── DATA FOR THIS EXERCISE

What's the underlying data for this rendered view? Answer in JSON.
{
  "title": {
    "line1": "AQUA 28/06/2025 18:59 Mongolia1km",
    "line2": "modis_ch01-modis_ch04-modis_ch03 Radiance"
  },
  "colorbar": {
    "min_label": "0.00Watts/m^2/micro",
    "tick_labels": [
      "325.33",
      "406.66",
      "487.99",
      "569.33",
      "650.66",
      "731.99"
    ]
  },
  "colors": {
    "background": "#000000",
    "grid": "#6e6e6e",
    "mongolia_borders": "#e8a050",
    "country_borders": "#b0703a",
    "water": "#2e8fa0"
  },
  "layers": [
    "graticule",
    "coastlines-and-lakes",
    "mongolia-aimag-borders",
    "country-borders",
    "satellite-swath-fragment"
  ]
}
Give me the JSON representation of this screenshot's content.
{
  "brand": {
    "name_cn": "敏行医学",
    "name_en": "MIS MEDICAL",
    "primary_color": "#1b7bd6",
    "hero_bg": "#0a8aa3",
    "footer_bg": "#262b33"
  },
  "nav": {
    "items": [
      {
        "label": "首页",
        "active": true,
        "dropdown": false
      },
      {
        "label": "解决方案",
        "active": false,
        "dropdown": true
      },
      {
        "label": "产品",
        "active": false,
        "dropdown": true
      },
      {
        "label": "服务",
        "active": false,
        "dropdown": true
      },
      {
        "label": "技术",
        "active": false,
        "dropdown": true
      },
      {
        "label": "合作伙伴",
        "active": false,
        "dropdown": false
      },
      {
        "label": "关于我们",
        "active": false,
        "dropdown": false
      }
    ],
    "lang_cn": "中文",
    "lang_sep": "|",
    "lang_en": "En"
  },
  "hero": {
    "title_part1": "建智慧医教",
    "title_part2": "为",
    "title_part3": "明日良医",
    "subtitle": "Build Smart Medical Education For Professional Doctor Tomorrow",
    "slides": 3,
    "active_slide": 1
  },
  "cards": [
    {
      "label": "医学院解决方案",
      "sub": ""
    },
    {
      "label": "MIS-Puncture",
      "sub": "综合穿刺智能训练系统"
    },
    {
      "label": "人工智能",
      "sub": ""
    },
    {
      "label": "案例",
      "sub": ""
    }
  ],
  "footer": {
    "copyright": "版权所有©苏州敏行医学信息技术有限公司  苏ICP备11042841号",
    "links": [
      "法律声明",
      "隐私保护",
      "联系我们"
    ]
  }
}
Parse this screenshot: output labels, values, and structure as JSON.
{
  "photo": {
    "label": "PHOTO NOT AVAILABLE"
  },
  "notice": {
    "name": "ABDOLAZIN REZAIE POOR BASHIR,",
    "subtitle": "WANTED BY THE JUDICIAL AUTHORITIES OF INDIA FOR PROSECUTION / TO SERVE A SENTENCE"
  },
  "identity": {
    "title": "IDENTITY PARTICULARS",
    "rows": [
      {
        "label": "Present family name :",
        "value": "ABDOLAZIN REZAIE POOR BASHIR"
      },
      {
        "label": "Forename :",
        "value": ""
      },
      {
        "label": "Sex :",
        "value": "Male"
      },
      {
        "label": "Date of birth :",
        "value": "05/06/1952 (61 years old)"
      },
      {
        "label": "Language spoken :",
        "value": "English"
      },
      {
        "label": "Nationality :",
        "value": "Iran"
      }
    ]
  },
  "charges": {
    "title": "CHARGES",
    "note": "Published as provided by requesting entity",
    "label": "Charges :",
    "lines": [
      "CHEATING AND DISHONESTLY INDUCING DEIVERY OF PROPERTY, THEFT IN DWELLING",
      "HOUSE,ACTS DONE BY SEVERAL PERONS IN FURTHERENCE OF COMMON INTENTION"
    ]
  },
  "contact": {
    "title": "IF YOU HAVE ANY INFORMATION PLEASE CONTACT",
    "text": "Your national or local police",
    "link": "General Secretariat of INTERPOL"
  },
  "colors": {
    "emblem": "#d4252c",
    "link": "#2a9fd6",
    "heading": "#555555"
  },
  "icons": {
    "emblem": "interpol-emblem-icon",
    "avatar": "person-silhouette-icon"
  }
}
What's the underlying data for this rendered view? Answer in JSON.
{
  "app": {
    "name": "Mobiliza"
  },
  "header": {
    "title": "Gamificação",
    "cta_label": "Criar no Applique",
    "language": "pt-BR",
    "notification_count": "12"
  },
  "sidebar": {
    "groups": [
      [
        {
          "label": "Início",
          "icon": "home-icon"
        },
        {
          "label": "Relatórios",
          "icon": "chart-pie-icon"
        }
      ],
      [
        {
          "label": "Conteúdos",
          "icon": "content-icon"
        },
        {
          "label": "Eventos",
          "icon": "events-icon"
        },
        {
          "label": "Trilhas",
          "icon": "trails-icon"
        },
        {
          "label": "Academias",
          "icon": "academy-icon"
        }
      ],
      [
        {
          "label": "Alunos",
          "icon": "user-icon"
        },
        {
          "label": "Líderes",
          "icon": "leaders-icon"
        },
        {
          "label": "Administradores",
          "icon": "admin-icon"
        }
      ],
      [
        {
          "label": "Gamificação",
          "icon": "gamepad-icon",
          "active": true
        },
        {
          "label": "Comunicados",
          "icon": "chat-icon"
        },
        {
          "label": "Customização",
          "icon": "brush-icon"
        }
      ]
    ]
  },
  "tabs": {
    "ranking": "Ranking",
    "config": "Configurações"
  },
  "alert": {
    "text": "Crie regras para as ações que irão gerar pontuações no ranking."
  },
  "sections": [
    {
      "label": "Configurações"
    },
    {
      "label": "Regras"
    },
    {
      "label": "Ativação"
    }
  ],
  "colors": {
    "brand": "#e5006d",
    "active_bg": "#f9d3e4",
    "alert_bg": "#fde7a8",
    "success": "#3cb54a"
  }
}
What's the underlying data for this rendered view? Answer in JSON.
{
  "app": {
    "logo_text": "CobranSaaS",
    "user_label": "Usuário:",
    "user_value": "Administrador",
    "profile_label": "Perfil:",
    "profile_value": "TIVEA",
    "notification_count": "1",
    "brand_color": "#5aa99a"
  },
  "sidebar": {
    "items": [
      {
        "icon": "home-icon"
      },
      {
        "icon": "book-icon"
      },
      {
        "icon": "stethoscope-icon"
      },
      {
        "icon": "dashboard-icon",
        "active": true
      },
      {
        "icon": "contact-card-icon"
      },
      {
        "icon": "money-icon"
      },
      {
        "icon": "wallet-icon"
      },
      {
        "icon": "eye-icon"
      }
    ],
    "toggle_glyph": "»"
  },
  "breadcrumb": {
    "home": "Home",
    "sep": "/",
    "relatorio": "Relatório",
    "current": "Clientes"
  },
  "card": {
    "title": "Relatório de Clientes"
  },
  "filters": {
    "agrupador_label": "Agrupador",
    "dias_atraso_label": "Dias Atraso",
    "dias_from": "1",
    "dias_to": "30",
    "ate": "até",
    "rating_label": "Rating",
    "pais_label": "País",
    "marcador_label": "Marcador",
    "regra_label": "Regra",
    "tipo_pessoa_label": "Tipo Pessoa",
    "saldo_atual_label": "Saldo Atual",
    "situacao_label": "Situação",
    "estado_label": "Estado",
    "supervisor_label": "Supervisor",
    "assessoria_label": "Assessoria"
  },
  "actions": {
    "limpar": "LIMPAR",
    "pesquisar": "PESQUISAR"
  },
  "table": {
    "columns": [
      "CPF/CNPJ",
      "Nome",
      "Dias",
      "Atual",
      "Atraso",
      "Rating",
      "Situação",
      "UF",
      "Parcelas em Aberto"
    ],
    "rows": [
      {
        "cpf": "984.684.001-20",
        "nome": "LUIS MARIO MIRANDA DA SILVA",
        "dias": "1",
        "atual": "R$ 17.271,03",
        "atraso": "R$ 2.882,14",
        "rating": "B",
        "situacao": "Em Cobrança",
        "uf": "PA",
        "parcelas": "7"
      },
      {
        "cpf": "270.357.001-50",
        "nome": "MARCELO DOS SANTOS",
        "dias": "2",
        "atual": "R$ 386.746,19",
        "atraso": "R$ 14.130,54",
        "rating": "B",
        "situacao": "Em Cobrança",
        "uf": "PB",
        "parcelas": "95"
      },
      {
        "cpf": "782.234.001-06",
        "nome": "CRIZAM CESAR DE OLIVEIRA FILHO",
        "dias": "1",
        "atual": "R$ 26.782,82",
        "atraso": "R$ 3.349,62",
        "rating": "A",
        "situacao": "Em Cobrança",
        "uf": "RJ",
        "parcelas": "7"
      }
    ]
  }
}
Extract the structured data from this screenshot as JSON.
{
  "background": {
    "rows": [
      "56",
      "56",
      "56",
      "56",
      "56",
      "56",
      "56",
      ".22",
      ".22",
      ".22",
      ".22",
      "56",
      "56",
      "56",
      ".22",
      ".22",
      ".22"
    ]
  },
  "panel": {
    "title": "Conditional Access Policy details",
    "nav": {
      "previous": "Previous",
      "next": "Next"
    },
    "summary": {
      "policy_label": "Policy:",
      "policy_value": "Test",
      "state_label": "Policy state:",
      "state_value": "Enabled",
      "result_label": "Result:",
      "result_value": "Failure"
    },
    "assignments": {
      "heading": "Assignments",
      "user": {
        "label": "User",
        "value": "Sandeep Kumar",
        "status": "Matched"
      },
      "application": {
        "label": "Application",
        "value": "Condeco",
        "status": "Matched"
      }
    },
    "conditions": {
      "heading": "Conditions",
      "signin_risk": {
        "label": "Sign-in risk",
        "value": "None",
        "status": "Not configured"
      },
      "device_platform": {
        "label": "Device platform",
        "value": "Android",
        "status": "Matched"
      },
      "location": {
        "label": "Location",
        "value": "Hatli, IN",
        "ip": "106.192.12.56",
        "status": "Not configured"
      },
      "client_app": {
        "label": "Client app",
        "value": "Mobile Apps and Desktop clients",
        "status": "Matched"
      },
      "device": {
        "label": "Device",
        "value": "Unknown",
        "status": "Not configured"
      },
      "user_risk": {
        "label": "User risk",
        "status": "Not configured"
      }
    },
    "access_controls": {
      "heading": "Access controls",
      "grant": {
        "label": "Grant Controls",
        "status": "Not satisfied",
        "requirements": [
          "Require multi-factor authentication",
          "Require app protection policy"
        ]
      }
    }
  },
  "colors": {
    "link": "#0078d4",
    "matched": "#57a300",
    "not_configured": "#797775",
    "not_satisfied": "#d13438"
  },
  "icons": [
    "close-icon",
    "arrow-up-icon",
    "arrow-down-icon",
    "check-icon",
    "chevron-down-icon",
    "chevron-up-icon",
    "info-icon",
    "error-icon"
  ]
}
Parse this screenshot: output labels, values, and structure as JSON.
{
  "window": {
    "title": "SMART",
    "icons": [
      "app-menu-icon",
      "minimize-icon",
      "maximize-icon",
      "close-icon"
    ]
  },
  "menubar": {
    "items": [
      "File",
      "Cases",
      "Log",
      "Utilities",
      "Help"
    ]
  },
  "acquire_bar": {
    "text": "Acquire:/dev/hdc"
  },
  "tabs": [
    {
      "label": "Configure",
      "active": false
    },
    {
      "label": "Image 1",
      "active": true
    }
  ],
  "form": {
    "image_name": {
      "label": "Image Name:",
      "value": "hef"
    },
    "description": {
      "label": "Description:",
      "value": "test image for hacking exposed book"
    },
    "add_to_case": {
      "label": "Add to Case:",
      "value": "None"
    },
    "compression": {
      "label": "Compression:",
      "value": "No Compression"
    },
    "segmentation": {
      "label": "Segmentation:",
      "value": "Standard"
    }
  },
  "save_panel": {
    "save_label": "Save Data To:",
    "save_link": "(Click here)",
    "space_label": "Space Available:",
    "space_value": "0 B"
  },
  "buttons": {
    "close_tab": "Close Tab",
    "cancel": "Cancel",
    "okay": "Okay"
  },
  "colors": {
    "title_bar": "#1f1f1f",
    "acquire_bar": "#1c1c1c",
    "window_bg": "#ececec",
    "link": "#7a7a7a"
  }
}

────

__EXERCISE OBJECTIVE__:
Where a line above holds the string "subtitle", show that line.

__REPLY TO THE TASK__:
    "subtitle": "Build Smart Medical Education For Professional Doctor Tomorrow",
    "subtitle": "WANTED BY THE JUDICIAL AUTHORITIES OF INDIA FOR PROSECUTION / TO SERVE A SENTENCE"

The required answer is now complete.